### [EXERCISE DESCRIPTION]
Every line with the string "subtitle" must be copied from the entries below.

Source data
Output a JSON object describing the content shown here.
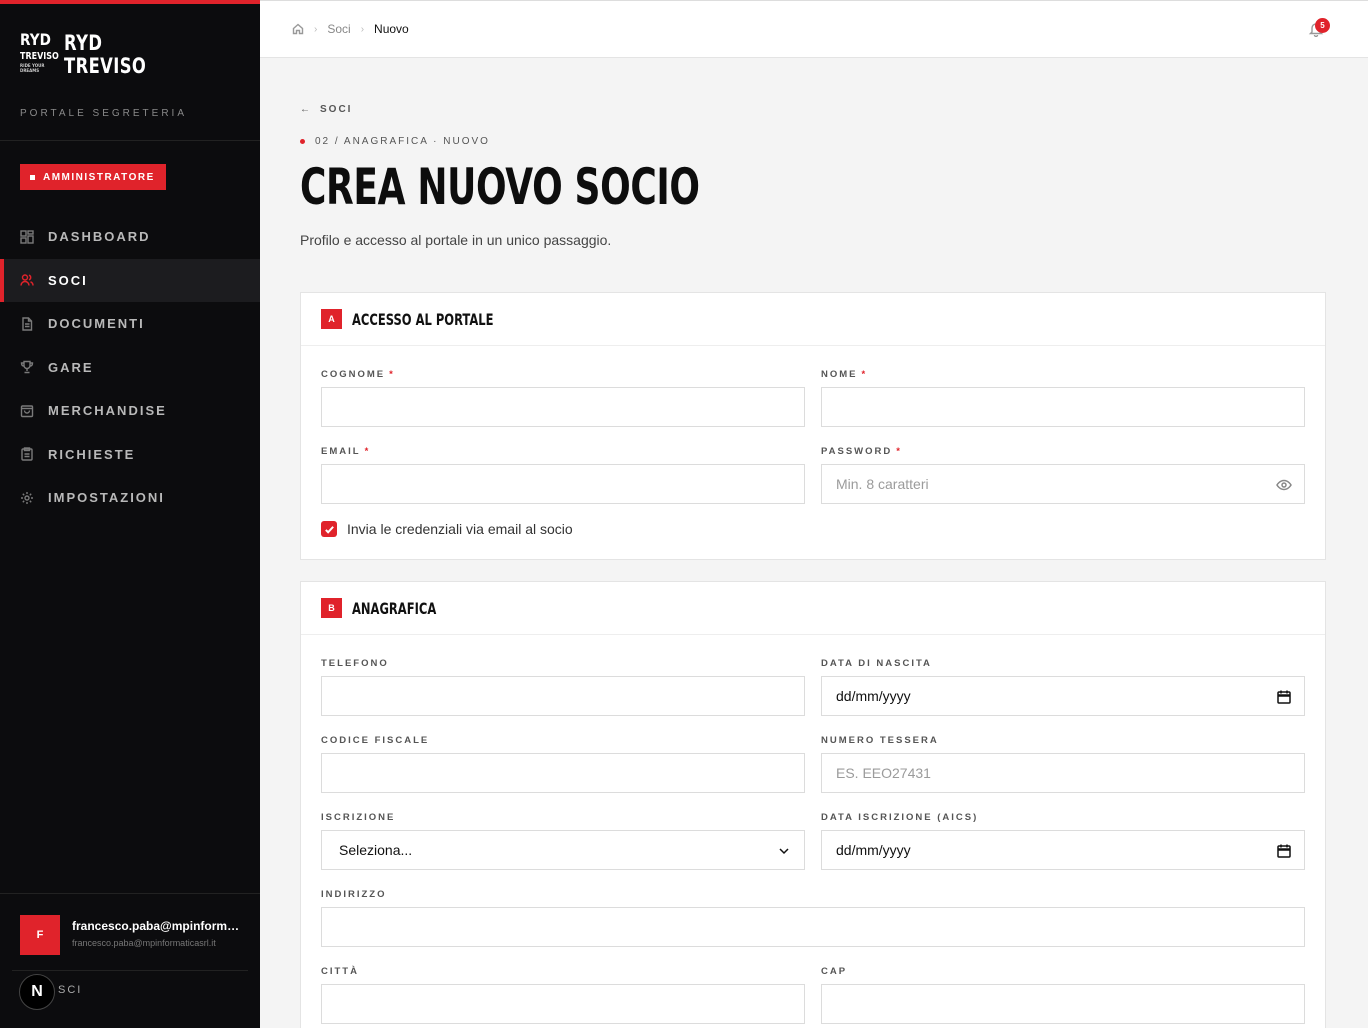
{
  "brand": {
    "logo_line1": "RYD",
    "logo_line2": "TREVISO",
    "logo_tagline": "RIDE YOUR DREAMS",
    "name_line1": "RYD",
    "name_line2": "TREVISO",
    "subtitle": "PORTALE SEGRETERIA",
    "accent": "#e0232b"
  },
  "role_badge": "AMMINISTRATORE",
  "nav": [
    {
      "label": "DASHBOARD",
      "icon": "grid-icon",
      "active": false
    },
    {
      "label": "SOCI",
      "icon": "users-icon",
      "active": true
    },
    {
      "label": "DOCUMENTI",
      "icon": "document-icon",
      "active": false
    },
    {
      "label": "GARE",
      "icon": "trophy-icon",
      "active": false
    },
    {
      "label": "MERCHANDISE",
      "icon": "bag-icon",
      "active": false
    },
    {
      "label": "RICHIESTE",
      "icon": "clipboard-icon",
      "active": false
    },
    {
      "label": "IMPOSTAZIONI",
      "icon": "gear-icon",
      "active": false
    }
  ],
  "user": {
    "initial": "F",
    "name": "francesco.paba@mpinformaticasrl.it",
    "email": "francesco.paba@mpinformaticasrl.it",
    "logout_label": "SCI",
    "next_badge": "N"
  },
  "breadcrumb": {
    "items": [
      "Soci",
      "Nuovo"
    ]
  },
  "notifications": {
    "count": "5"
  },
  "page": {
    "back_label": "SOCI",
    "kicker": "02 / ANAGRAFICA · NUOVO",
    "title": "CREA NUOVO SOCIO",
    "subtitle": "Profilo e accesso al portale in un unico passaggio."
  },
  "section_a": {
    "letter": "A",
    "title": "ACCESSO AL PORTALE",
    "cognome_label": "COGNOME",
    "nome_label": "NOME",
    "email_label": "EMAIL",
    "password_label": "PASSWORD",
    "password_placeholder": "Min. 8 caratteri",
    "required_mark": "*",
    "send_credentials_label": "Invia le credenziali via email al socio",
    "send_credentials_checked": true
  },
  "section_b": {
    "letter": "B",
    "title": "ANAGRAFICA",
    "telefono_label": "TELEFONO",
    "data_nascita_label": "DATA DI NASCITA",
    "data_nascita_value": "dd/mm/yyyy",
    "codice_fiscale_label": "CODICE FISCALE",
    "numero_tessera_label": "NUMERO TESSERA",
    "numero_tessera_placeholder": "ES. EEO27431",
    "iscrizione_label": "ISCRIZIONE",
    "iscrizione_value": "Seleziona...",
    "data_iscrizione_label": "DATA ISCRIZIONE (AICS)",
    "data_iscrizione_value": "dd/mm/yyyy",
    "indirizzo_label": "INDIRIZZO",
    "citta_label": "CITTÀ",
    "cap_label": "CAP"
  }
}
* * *
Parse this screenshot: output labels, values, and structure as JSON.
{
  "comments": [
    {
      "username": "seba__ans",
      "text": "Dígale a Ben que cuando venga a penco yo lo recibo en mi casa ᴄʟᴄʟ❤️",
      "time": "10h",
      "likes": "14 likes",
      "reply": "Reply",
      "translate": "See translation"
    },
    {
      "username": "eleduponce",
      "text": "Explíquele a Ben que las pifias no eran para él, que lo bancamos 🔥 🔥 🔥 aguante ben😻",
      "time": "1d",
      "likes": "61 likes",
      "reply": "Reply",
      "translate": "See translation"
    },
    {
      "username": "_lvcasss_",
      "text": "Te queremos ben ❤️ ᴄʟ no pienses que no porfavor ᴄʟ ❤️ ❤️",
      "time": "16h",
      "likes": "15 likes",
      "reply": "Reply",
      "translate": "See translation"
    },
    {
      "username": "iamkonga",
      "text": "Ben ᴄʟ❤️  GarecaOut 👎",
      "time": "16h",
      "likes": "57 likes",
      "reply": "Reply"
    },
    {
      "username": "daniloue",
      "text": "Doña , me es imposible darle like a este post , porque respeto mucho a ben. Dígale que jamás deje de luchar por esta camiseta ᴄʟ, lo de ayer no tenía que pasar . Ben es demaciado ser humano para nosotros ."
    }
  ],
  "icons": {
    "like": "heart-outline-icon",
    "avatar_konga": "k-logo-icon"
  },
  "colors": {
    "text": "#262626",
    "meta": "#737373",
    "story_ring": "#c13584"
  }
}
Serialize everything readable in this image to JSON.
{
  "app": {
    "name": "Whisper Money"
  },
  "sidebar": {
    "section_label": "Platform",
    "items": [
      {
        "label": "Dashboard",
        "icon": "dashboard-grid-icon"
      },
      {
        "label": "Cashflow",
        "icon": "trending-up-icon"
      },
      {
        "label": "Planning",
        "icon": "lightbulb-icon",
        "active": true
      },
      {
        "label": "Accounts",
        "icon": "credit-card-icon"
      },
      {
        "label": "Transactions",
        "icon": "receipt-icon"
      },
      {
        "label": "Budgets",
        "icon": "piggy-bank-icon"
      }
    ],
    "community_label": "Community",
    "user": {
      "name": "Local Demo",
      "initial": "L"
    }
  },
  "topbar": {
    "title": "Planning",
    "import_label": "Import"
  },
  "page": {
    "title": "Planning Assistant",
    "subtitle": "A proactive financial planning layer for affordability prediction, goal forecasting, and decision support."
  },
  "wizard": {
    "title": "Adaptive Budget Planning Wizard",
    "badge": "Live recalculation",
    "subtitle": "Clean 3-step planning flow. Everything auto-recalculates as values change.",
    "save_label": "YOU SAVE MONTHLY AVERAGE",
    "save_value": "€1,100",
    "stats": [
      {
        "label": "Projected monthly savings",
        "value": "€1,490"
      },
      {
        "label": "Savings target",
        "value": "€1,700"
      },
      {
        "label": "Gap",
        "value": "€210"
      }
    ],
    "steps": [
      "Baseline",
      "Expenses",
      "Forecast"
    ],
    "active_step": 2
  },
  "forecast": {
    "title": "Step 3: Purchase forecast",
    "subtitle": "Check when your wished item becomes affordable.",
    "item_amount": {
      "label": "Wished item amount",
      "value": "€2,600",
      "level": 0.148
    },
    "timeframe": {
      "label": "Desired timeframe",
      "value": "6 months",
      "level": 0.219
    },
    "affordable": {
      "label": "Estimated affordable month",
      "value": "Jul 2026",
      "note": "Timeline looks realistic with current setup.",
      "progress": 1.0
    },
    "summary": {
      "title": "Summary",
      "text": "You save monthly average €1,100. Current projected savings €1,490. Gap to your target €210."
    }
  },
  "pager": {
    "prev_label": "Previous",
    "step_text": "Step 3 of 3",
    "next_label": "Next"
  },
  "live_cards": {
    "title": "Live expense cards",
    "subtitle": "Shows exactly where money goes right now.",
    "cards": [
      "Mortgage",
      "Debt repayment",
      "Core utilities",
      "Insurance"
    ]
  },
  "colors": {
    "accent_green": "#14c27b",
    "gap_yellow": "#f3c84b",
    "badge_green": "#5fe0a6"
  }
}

### [EXERCISE SOLUTION]
    "subtitle": "PORTALE SEGRETERIA",
    "subtitle": "Profilo e accesso al portale in un unico passaggio."
    "subtitle": "A proactive financial planning layer for affordability prediction, goal forecasting, and decision support."
    "subtitle": "Clean 3-step planning flow. Everything auto-recalculates as values change.",
    "subtitle": "Check when your wished item becomes affordable.",
    "subtitle": "Shows exactly where money goes right now.",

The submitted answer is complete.